1. The corporate structure or organization of the property management company. Does it have a professional management and team in place who are experienced? Often Boards put too much emphasis on the on-site person without asking about the back office processes and operations (e.g., the property manager who stole from the condominium corporation had great personal interactions with the Board). If it is very “mom and pop” in its structure, will it adequately service your community in a professional way? (The author here assumes that professionalism is a requirement for most condominium corporations).
2. Have the proposed candidates explained how they undertake financial management. Ask them about how their lien processes are conducted pursuant to Section 85 of the Condominium Act, 1998.
3. How does property management address budgeting?
4. How does property management address maintenance and repair issues?

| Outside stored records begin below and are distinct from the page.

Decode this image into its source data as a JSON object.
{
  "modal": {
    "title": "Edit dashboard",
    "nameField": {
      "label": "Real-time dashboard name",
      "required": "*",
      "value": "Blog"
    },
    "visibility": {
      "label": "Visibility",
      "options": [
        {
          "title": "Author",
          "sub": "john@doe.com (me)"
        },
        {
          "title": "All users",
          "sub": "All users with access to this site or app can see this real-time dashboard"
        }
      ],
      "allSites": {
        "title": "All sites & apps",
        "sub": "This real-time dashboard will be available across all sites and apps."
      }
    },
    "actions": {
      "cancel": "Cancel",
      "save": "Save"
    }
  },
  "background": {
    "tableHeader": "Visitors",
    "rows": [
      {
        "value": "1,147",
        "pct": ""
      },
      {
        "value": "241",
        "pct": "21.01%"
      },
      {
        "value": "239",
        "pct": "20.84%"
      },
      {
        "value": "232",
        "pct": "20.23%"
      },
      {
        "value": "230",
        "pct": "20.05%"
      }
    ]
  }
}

5. What is the monthly reporting packaging look like, that is produced by the management firm and property manager for the review of the Board? Ask to see an example. Take a look at the report and see if the information there is valid.
6. Ask the property management companies the following questions when they are interviewed with you:

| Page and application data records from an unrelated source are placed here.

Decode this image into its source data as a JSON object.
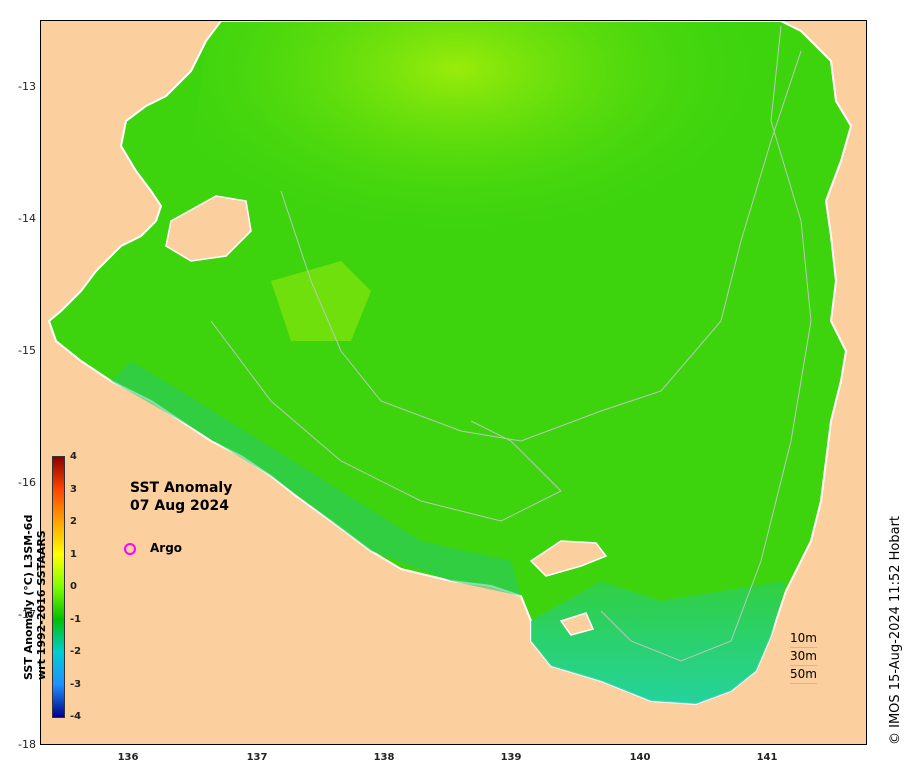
{
  "map": {
    "title": "SST Anomaly",
    "date": "07 Aug 2024",
    "lat_range": [
      -18,
      -12.5
    ],
    "lon_range": [
      135.3,
      141.8
    ],
    "y_ticks": [
      "-13",
      "-14",
      "-15",
      "-16",
      "-17",
      "-18"
    ],
    "x_ticks": [
      "136",
      "137",
      "138",
      "139",
      "140",
      "141"
    ]
  },
  "legend": {
    "argo_label": "Argo",
    "argo_color": "#ff00ff"
  },
  "colorbar": {
    "label_line1": "SST Anomaly (°C) L3SM-6d",
    "label_line2": "wrt 1992-2016 SSTAARS",
    "ticks": [
      "4",
      "3",
      "2",
      "1",
      "0",
      "-1",
      "-2",
      "-3",
      "-4"
    ],
    "colors": [
      "#8b0000",
      "#ff4500",
      "#ffa500",
      "#ffff00",
      "#7fff00",
      "#00c000",
      "#00ced1",
      "#1e90ff",
      "#00008b"
    ]
  },
  "depth_legend": [
    "10m",
    "30m",
    "50m"
  ],
  "credit": "© IMOS 15-Aug-2024 11:52 Hobart",
  "colors": {
    "land": "#fccf9f",
    "sea_base": "#3dd40e",
    "sea_bright": "#8ee80c",
    "sea_cool": "#18c46e",
    "sea_cyan": "#1fd3c2"
  }
}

While price per door is often a huge driver for a lot of condominium corporations, nobody wants to pay, it is unreasonable to expect not to pay market rate.

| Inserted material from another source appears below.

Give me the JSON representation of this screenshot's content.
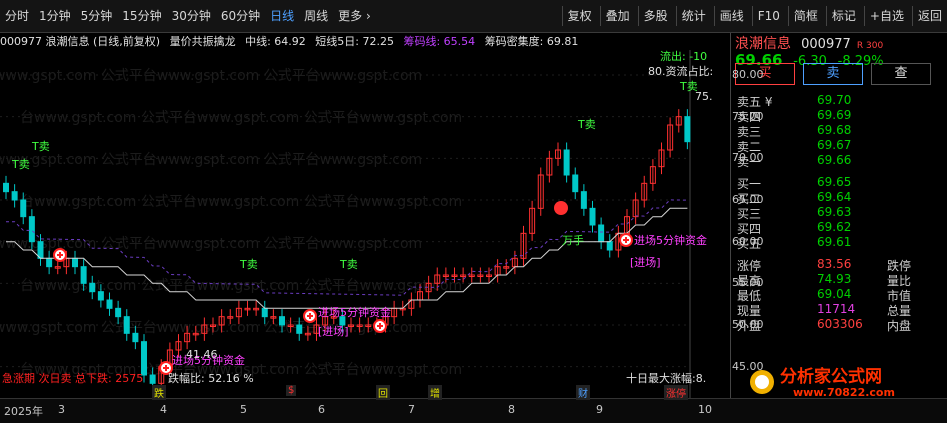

Condominium corporations must be very cognizant to make sure that they paying for something and getting it. They should also ask themselves whether it is reasonable what they are paying for what they are getting. If somebody promises you the moon, but you are paying them a very low rate, chances are all you may initially receive the anticipated service, but this will likely not last. Thus, be realistic as to the cost of operating your business. Churn, or property management turnover, is costly for many reasons- loss of intellectual property (what the property manager knows, relationships, etc.), loss of momentum on achieving results, re-training staff, etc. As a result, take the time, energy, and possibly money by hiring a condominium consultant to assist with the recruitment of a property management firm to ensure that the best choice is made based on many criteria, rather than only on the price, as you don’t want to repeat the process again for a long time!
A condominium corporation operates much like any business and it requires professionalism to ensure it runs smoothly. For example, the budget must balance every year so that your duties as the Board of Directors is effectively executed. Ask yourself – do you want your investment protected or not? If you want market value to go up, is it not crucial to put in place the right players, structure and processes so that the condominium corporation, a multi-million dollar investment is properly taken care of. Care for your condominium as you would yourself; after all it is a place you choose to call home.
By Patricia E. Elia - April 2010
By Patricia E. Elia - April 2010
All of the information contained in this article is of a general nature for informational purposes only, and is not intended to represent the definitive opinion of the firm of Elia Associates on any particular matter. Although every effort is made to ensure that the information contained in this newsletter is accurate and up-to-date, the reader should not act upon it without obtaining appropriate professional advice and assistance.